Yorkshire's public transport services put to shame by other areas: Yorkshire Post Letters

How can Yorkshire's public transport services be improved?
How can Yorkshire's public transport services be improved?
Have your say

From: ME Wright, Harrogate.

Like Paul Kirby, inadequate and non-existent bus services ensure that I use my car far more than I would wish (The Yorkshire Post, November 12).

Following a visit to Nottingham, Paul mentions “a stark contrast between their infrastructure and ours”. Though not mentioned, the true starkness is that they, along with Manchester, Birmingham etc, have a proper Metro system; in Leeds – city and region – the M word remains a rather imaginative term for ‘bus stop’. How can an otherwise eminently progressive city hope to carry on with public transport still essentially 1960s plus wifi?

There is another big difference: in July 2018, The Yorkshire Post announced that the Nottingham bus and tram networks were now “publicly owned”.

Why delay to HS2 could strike double blow to rail in the North
Leeds and West Yorkshire continue to bumble along, doing the best they can with the distant promises and discredited outcomes of ‘deregulation’ – better services lower fares, I seem to recall!

Thirty years on, their ‘best efforts’ at bringing the city into the 21st century continue to languish in the diesel doldrums. For how much longer?

From: Dave Ellis, Magdalen Lane, Hedon.

Can the Transport Secretary explain why rail users, mainly in northern England, are still being transported about on the old Pacer trains when there are over 50 new trains parked up in sidings in West London, awaiting the completion of Crossrail?

Crossrail in London’s opening date has been further delayed to March 2021 (The Yorkshire Post, November 9) and is way over budget.

The Government also needs to ask the question if can we afford HS2 with all the disruption it is causing to families (demolishing new homes in Mexborough) and communities?
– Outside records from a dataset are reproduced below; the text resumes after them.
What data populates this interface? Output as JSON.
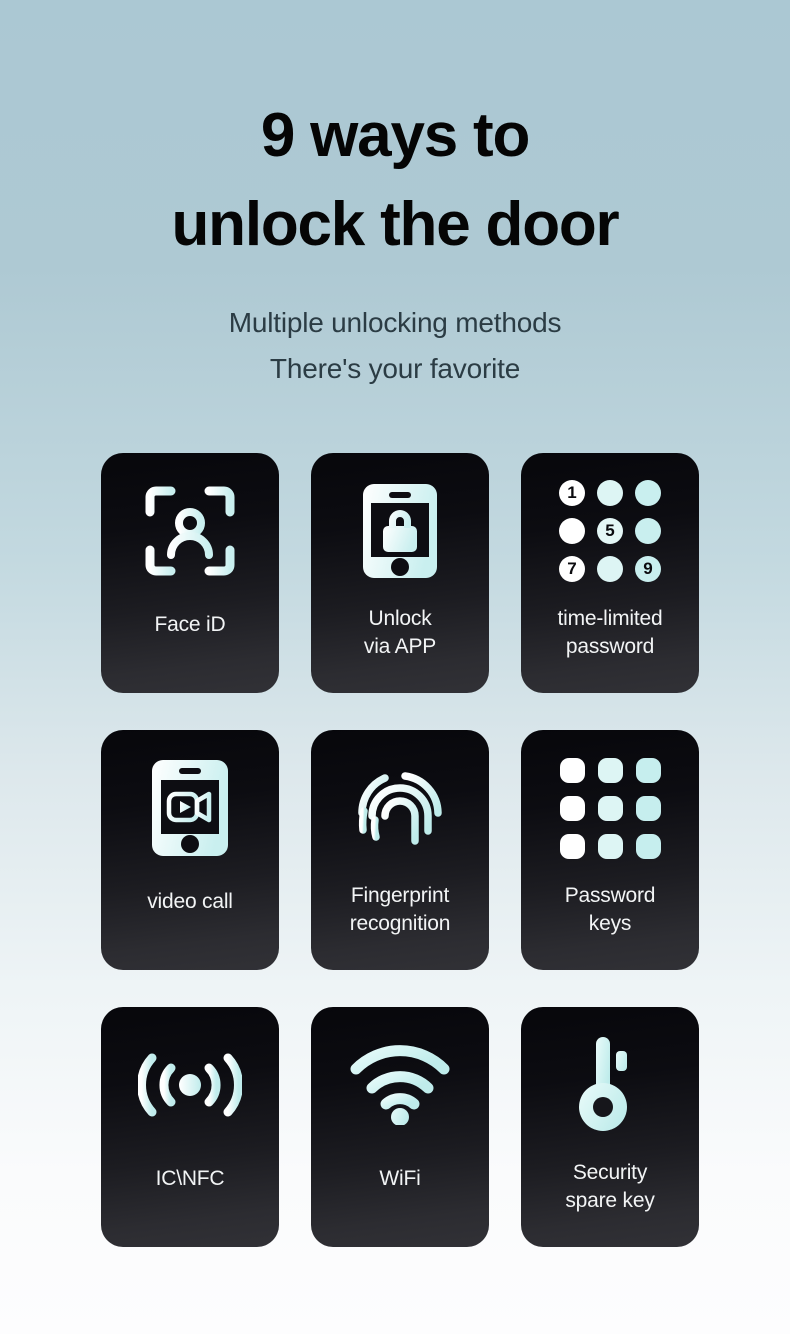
{
  "header": {
    "title_line1": "9 ways to",
    "title_line2": "unlock the door",
    "subtitle_line1": "Multiple unlocking methods",
    "subtitle_line2": "There's your favorite"
  },
  "colors": {
    "bg_top": "#abc8d3",
    "bg_mid": "#dde8ec",
    "bg_bottom": "#fdfdfe",
    "card_top": "#07070b",
    "card_bottom": "#313136",
    "card_text": "#f2f4f5",
    "icon_white": "#ffffff",
    "icon_cyan": "#c9efef",
    "title_text": "#050505",
    "subtitle_text": "#2b3c44"
  },
  "cards": [
    {
      "id": "face-id",
      "icon": "face-id-scan-icon",
      "label_line1": "Face iD",
      "label_line2": ""
    },
    {
      "id": "unlock-app",
      "icon": "phone-lock-icon",
      "label_line1": "Unlock",
      "label_line2": "via APP"
    },
    {
      "id": "time-password",
      "icon": "numeric-keypad-icon",
      "label_line1": "time-limited",
      "label_line2": "password"
    },
    {
      "id": "video-call",
      "icon": "phone-video-camera-icon",
      "label_line1": "video call",
      "label_line2": ""
    },
    {
      "id": "fingerprint",
      "icon": "fingerprint-icon",
      "label_line1": "Fingerprint",
      "label_line2": "recognition"
    },
    {
      "id": "password-keys",
      "icon": "keypad-dots-icon",
      "label_line1": "Password",
      "label_line2": "keys"
    },
    {
      "id": "ic-nfc",
      "icon": "nfc-waves-icon",
      "label_line1": "IC\\NFC",
      "label_line2": ""
    },
    {
      "id": "wifi",
      "icon": "wifi-icon",
      "label_line1": "WiFi",
      "label_line2": ""
    },
    {
      "id": "spare-key",
      "icon": "key-icon",
      "label_line1": "Security",
      "label_line2": "spare key"
    }
  ],
  "keypad_time_limited": {
    "keys": [
      "1",
      "",
      "",
      "",
      "5",
      "",
      "7",
      "",
      "9"
    ]
  },
  "keypad_password_keys": {
    "keys": [
      "",
      "",
      "",
      "",
      "",
      "",
      "",
      "",
      ""
    ]
  }
}
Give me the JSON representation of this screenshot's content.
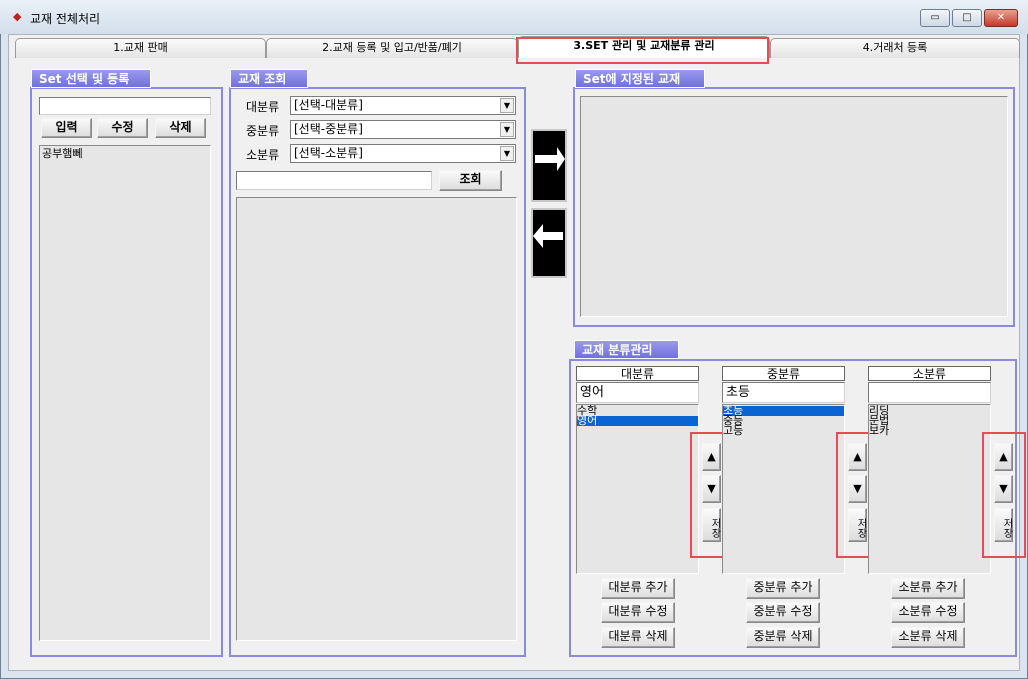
{
  "window": {
    "title": "교재 전체처리",
    "minimize": "▭",
    "maximize": "□",
    "close": "✕"
  },
  "tabs": [
    {
      "label": "1.교재 판매"
    },
    {
      "label": "2.교재 등록 및 입고/반품/폐기"
    },
    {
      "label": "3.SET 관리 및 교재분류 관리"
    },
    {
      "label": "4.거래처 등록"
    }
  ],
  "set_panel": {
    "title": "Set 선택 및 등록",
    "input_value": "",
    "btn_input": "입력",
    "btn_edit": "수정",
    "btn_delete": "삭제",
    "items": [
      "공부햄뻬"
    ]
  },
  "lookup_panel": {
    "title": "교재 조회",
    "large_label": "대분류",
    "large_value": "[선택-대분류]",
    "mid_label": "중분류",
    "mid_value": "[선택-중분류]",
    "small_label": "소분류",
    "small_value": "[선택-소분류]",
    "search_value": "",
    "search_button": "조회"
  },
  "set_books_panel": {
    "title": "Set에 지정된 교재"
  },
  "category_panel": {
    "title": "교재 분류관리",
    "large": {
      "header": "대분류",
      "input": "영어",
      "items": [
        "수학",
        "영어"
      ],
      "add": "대분류 추가",
      "edit": "대분류 수정",
      "delete": "대분류 삭제"
    },
    "mid": {
      "header": "중분류",
      "input": "초등",
      "items": [
        "초등",
        "중등",
        "고등"
      ],
      "add": "중분류 추가",
      "edit": "중분류 수정",
      "delete": "중분류 삭제"
    },
    "small": {
      "header": "소분류",
      "input": "",
      "items": [
        "리딩",
        "문법",
        "보카"
      ],
      "add": "소분류 추가",
      "edit": "소분류 수정",
      "delete": "소분류 삭제"
    },
    "up": "▲",
    "down": "▼",
    "save": "저장"
  }
}
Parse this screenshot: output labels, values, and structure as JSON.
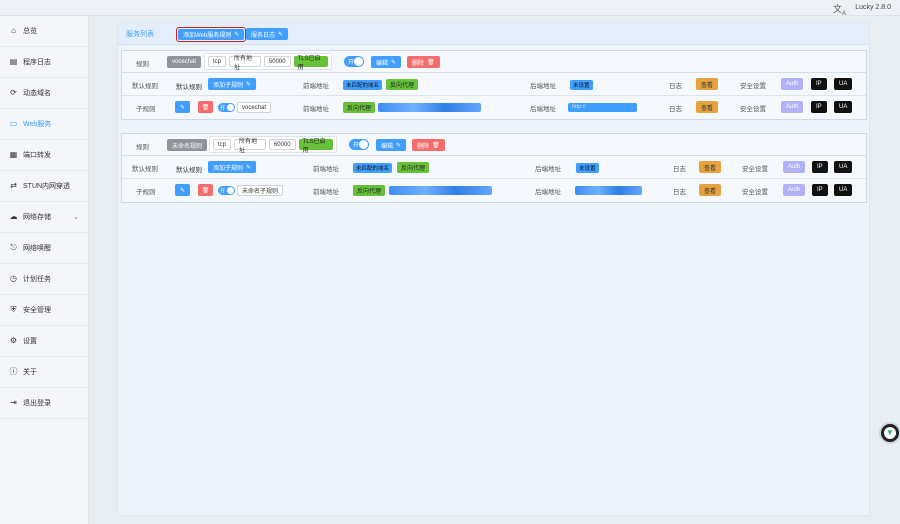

A cheaper option would be to upgrade the railway line between London and Sheffield.

The savings could be put to much better use by transferring the money to flood defence projects in Yorkshire and Derbyshire.